“William loved to ride and introduced cycling to many in the Birmingham area,” Packer said in a statement posted on the Black People Run Bike and Swim website. “This tragedy will only make us double our efforts to provide bike safety programs and engage in policy efforts to help the metropolitan Birmingham area to become a safer community for cyclists.”
The Labor Day ride was led by Robertson’s wife Dianne and Demetrius White, who was one of those injured in the accident. Tracey White, who also was injured, was still recovering in the hospital on the day of the ride.
Robertson worked at Alabama Power in the Real Estate department, but he also was a prominent Birmingham-area contractor. The company he founded, Ensley-based Monumental Contracting Service recently completed work on the new Negro Southern League Museum in downtown Birmingham, and had worked on the Westin Hotel in the city’s Uptown area.
Birmingham Mayor William Bell, in a statement, offered condolences to the Robertson family. “Mr. Robertson was not only an outstanding African-American businessman but also a dear friend.”
Bobbie Knight, vice president of the Birmingham Division for Alabama Power, served with Robertson on the executive committee of REV Birmingham, an organization that works to revitalize downtown and the city’s commercial centers.
“He was one of those people who listened well, and when he spoke, his words were very impactful,” Knight said. “His commitment to our community will be greatly missed.”
Joe Allen, a video producer at Alabama Power, went to church with Robertson and described him as a friend and mentor.
Robertson founded a group through the church called the Monday Morning Quarterback Club. Its focus was on goal-setting and “thinking big,” Allen said. “We were all so passionate about his leadership that we would meet every other Monday at his place at 6:30 a.m. By the time we all would get there, he would’ve ridden his bike down to McDonald’s and brought breakfast back for everyone.”
Packer posted a plea on the Black People Run Bike and Swim website, as part of the group’s tribute to Robertson:
“We ask that all drivers please look out for the many cyclists that are on the roads in our community. We have had too many cyclist to be killed and injured by drivers that are distracted and not paying attention to the road.”
This is Crowdsourcing Mornings! This post takes place every weekday morning and highlights one crowdsourcing project I liked from Kickstarter, Indiegogo, or other crowdsourcing websites.
It shouldn’t be difficult or inconvenient to take care of your basic safety as a cyclist. Yet we frequently forget or misplace our lights, and drivers are often frustrated at the difficulty in both seeing and predicting where some cyclists want to go on the road. Lumos is a next generation bicycle helmet that addresses these issues. Featuring integrated brake and turn signal lights, Lumos helps you more effectively communicate your intentions to drivers and people around you. On the outside, Lumos looks just like a regular bicycle helmet. Until you turn it on!
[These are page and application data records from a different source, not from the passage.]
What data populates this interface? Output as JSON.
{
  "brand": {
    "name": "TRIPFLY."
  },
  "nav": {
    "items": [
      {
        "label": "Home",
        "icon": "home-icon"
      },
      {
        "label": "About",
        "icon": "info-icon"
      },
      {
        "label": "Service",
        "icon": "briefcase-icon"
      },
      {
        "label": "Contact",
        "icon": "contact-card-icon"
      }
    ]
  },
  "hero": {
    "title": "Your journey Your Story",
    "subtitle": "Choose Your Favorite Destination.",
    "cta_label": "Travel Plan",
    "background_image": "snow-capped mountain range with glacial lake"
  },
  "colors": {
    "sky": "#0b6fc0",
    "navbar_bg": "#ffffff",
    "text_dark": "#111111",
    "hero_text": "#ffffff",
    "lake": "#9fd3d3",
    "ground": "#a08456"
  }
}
Have you ever left the house or office without your lights? Or maybe you’ve had your lights stolen? Thanks to Lumos, as long as you have your helmet, you will always have your lights with you. Red lights at the back of the helmet are arranged to form a triangle, a commonly used warning symbol on the road. White lights in front are arranged in a distinctive pattern in order to make you stand out better, whether it is from a driver’s rear or side view mirror, or from a car coming in the opposite direction. By being an integral part of your helmet, these lights are naturally higher, larger, more distinctive, and easier to see than traditional bicycle mounted lights.
One of the things most kids learn to do is to ride a bike. I mean, I learned how to ride a bike when I was younger, and I am sure you did too. But, what if you were presented with a different type of bike, where the handlebars turn the opposite way the wheel turns. You think you can learn to ride it, but nope, it’s not as easy as you think! On this episode of Smarter Every Day, Destin Sandlin shows us how you can learn to ride a backwards bicycle. Yes, it took him weeks, but he learned to ride the backwards bike, enjoy!